TRY IT. Identify all lines of the data containing the string "agent" and copy them.

[Element data from apps and pages]
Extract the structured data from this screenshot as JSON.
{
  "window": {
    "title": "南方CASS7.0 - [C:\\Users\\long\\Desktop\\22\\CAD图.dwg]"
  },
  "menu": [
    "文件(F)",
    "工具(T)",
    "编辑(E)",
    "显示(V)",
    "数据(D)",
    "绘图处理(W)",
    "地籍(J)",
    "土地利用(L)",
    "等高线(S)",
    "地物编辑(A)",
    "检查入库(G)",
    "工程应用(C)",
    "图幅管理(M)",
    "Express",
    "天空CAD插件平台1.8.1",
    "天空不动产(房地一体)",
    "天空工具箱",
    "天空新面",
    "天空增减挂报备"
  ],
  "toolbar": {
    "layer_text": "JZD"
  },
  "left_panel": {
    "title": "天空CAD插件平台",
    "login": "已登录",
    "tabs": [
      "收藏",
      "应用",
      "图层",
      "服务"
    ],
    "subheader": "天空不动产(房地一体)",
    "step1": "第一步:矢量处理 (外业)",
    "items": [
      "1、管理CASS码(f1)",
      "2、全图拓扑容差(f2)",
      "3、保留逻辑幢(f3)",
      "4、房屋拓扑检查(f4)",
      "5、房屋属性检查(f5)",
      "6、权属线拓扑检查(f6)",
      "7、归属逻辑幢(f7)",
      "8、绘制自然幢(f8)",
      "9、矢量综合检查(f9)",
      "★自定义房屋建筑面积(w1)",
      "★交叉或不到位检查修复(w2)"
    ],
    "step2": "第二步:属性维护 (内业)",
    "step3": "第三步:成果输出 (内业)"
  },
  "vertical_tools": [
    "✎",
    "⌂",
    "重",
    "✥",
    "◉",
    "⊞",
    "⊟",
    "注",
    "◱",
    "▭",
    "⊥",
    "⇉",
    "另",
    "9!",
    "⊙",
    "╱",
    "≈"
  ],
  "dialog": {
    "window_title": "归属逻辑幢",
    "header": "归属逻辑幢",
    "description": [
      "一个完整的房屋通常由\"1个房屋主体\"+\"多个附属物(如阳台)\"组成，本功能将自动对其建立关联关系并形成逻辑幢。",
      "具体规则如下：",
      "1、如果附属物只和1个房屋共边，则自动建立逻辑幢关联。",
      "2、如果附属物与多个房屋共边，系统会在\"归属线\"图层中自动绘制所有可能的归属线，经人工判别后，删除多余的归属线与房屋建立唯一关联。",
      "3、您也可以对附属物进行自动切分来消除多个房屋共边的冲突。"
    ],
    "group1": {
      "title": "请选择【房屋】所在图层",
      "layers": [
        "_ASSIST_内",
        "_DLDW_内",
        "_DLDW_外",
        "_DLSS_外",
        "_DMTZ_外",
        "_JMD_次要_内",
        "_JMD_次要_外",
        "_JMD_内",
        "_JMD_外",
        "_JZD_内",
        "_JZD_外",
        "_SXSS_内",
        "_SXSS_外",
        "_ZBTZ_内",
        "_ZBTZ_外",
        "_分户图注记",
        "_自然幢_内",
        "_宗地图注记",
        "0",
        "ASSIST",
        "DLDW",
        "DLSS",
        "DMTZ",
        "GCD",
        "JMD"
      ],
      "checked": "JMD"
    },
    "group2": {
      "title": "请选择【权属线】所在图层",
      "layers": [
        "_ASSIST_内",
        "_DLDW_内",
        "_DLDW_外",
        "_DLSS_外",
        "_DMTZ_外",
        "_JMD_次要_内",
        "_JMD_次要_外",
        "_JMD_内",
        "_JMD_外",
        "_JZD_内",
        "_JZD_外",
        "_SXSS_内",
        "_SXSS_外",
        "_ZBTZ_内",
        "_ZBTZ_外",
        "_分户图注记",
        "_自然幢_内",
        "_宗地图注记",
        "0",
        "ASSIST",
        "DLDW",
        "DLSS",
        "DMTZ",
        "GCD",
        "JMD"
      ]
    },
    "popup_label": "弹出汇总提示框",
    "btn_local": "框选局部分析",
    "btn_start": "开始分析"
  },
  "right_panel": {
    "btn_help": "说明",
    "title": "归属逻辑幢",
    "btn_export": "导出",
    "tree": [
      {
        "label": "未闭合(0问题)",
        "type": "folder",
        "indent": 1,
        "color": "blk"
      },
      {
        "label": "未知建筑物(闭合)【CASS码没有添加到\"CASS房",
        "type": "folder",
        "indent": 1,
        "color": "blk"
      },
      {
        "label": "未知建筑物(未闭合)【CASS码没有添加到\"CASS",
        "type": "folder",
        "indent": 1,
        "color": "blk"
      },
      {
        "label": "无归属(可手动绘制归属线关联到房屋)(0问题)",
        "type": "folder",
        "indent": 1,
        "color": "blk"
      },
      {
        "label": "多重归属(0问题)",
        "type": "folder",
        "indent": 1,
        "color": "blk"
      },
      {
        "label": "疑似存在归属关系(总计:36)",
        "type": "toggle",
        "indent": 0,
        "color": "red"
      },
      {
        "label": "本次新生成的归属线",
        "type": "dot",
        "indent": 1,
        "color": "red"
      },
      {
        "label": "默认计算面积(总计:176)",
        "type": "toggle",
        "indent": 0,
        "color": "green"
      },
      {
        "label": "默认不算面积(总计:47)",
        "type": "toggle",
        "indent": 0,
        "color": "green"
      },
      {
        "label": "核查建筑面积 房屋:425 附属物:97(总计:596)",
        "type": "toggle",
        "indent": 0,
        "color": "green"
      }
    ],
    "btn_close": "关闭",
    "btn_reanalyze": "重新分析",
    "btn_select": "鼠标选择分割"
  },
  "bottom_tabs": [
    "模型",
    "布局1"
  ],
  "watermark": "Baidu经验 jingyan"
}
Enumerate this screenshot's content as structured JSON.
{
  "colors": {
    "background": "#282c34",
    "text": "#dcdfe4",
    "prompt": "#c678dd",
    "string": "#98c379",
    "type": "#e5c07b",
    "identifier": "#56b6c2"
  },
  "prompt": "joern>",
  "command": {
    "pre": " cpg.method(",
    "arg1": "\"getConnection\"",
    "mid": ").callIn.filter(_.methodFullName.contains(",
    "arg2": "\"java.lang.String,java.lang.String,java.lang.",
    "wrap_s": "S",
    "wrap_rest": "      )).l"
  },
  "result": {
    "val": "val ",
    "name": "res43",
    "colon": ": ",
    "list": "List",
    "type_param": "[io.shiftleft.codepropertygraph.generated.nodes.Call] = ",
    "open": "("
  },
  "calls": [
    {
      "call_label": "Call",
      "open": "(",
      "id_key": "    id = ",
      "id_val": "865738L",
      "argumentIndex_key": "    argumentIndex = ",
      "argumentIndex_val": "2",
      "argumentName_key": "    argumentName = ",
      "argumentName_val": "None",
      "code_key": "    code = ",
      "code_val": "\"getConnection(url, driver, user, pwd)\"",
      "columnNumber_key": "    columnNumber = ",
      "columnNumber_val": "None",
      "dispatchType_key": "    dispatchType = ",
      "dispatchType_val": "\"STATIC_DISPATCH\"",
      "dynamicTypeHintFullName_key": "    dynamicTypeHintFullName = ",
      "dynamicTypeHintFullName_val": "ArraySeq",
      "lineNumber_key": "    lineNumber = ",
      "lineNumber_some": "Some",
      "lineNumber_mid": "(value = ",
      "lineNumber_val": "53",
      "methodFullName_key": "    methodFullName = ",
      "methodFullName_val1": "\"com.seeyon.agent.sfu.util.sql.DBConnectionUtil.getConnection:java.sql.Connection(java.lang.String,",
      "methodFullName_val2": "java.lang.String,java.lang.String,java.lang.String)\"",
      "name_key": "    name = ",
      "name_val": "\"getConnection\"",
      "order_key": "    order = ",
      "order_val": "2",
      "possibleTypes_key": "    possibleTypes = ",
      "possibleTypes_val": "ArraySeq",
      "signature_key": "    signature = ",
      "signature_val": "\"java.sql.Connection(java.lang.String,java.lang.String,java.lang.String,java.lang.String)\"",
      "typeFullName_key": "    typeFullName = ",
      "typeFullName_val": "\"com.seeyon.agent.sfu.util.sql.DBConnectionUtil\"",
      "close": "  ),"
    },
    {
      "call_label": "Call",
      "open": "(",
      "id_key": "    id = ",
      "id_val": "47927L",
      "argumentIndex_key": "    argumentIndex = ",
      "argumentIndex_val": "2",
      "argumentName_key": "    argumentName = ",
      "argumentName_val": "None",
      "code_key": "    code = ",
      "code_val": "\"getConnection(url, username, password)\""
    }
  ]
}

ANSWER BOX.
      "methodFullName_val1": "\"com.seeyon.agent.sfu.util.sql.DBConnectionUtil.getConnection:java.sql.Connection(java.lang.String,",
      "typeFullName_val": "\"com.seeyon.agent.sfu.util.sql.DBConnectionUtil\"",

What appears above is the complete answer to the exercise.